Although offspring can be obtained by round spermatid injection (ROSI) in mice, its efficiency is lower than that of intracytoplasmic sperm injection (ICSI). To see whether any epigenetic abnormalities were involved in this inefficient development, we examined the 5-methylcytosine (5mC) and 5-hydroxymethylcytosine (5hmC) levels of the male pronucleus of ROSI embryos. Some embryos showed a normal pattern of decreased 5mC and increased 5hmC, in consistent with the idea of active DNA demethylation by oxidization of 5mC to 5hmC. However, the remaining embryos showed equivalent levels of 5mC and 5hmC in their male pronucleus. Whether the latter pattern leads to ROSI-specific developmental deficiency would be a future subject.

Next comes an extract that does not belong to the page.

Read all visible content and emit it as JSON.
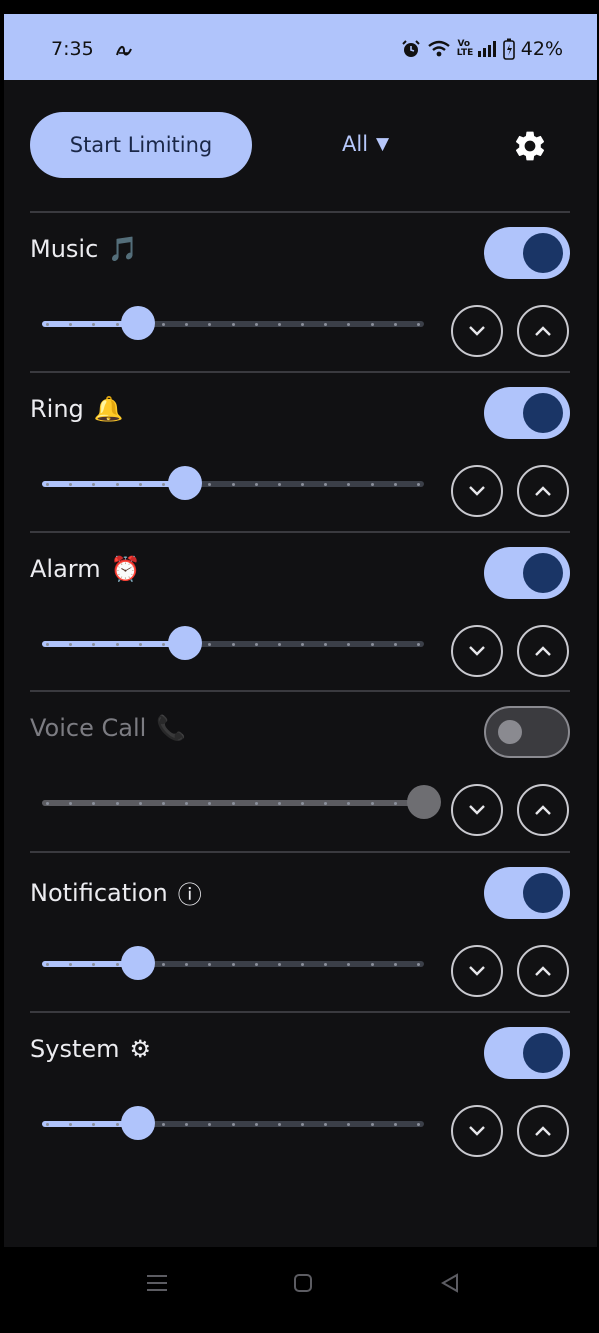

The 5mC and 5hmC levels of the pronuclei in mouse ROSI embryos (10 hours after injection).
The numbers represent the ratios of the immunofluorescence intensities of the male to female pronuclei.(A, upper) A ROSI embryo with the male pronucleus (M) showing decreased 5mC and increased 5hmC levels. (A, lower) A ROSI embryo with the male pronucleus (M) equivalent 5mC and 5hmC levels. (B) ROSI embryos show two combinational patterns of showing 5mC and 5hmC; a normal pattern with higher 5hmC levels (as shown in A [upper] and ICSI embryos [right]), and a ROSI-specific pattern with equivalent 5mC and 5hmC levels (as shown in A [lower]).
We developed a new IVF protocol using microdroplets. Only 5-50 sperm were introduced with glass capillary into an 1μl droplet of 1.5 mM reduced glutathione-HTF containing 3-5 oocytes. Fertilization rates reached 60% even using frozen B6J sperm. This method may be particularly advantageous when only a limited number of motile sperm are available.
We succeeded in obtaining offspring from vitrified embryos in 38, 1, and 2 wild-derived strains belonging to Mus musculus, M spretus, and M spicilegus, respectively. This could be achieved by optimizations of assisted reproductive techniques including super ovulation, IVF, cryopreservation of embryos and sperm, and embryo transfer to each wild-derived mouse strains.(Hasegawa et al., J Reprod Dev 60: 187-193, 2014. http://www.ncbi.nlm.nih.gov/pubmed/24583808)
Trophoblast stem (TS) cells are derived from trophectoderm of blastocyst. Although it is generally accepted that they form flattened colonies, our detailed morphological observations revealed the coexistence of five types of colonies. Cdx2, a stem cell marker of extraembryonic tissues, was differentially expressed in different types of colonies and, unexpectedly, those with irregular shapes also showed a high Cdx2 expression. We will perform time-lapse observations for the transformation of each type of colonies.
We examined whether the limited capacity of rabbit iPS cells to differentiate into neural lineage cells could be mitigated by converting them into the so-called “naive” state. After the iPS cells had been converted to a naive-like state, they readily differentiated into mature oligodendrocytes developing characteristic ramified branches, which could not be attained even with ES cells. These results suggest that the naive-like conversion of iPS cells might endow them with a higher differentiation capacity. (Honda et al., J Biol Chem 288: 26157-26166, 2013. http://www.ncbi.nlm.nih.gov/pubmed/23880763)